_WHAT YOU HAVE TO DO_
Below is a block of records. Copy every line in it that contains the word "ratio".

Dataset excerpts

******

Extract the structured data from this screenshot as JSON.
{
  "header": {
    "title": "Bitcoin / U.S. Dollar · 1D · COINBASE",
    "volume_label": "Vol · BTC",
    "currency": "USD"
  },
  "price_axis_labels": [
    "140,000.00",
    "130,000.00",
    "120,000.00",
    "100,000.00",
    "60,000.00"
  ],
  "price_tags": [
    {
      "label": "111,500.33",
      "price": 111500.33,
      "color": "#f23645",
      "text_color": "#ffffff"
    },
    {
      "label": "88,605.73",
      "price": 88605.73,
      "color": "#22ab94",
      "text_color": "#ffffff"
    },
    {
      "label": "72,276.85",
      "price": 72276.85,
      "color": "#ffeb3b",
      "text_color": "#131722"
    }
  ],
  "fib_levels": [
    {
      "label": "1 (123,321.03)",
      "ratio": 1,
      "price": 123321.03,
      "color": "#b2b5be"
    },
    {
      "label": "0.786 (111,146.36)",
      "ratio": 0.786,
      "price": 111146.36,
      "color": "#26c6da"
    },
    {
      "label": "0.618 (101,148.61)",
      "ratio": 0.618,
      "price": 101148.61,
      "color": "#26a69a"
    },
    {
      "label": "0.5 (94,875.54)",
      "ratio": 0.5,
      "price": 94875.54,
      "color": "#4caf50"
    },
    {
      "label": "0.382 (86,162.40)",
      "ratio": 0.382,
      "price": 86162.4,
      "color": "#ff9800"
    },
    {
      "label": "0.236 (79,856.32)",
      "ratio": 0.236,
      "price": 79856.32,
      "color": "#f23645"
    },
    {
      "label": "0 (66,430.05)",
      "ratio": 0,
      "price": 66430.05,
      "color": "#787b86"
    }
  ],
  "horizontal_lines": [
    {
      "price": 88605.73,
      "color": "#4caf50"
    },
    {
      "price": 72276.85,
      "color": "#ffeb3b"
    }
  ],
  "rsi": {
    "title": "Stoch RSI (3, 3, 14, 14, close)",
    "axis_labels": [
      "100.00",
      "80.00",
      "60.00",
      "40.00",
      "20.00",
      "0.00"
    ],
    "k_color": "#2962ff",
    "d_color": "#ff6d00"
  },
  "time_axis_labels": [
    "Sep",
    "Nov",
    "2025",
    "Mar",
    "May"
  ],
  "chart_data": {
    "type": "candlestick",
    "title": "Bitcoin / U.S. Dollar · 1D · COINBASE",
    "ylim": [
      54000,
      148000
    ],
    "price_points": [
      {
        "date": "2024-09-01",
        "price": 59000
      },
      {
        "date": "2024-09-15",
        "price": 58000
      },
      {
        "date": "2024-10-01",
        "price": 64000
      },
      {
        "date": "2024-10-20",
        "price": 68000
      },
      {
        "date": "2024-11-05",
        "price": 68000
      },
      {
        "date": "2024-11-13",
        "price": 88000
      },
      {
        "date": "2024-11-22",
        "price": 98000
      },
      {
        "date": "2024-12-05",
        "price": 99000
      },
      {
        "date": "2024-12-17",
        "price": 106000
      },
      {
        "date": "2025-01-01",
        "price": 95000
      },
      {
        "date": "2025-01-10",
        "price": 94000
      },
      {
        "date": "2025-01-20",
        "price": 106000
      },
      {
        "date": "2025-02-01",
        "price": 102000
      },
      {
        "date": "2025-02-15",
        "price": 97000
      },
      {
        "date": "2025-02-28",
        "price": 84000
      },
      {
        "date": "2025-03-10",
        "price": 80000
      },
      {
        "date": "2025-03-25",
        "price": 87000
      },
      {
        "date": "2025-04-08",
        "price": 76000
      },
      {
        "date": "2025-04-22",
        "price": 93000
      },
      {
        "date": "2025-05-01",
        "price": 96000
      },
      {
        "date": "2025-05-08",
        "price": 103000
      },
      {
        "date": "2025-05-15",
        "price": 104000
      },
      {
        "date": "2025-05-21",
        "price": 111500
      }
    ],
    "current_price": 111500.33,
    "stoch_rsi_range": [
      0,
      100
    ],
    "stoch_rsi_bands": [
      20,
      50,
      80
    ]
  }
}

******

_TASK ANSWER_
      "ratio": 1,
      "ratio": 0.786,
      "ratio": 0.618,
      "ratio": 0.5,
      "ratio": 0.382,
      "ratio": 0.236,
      "ratio": 0,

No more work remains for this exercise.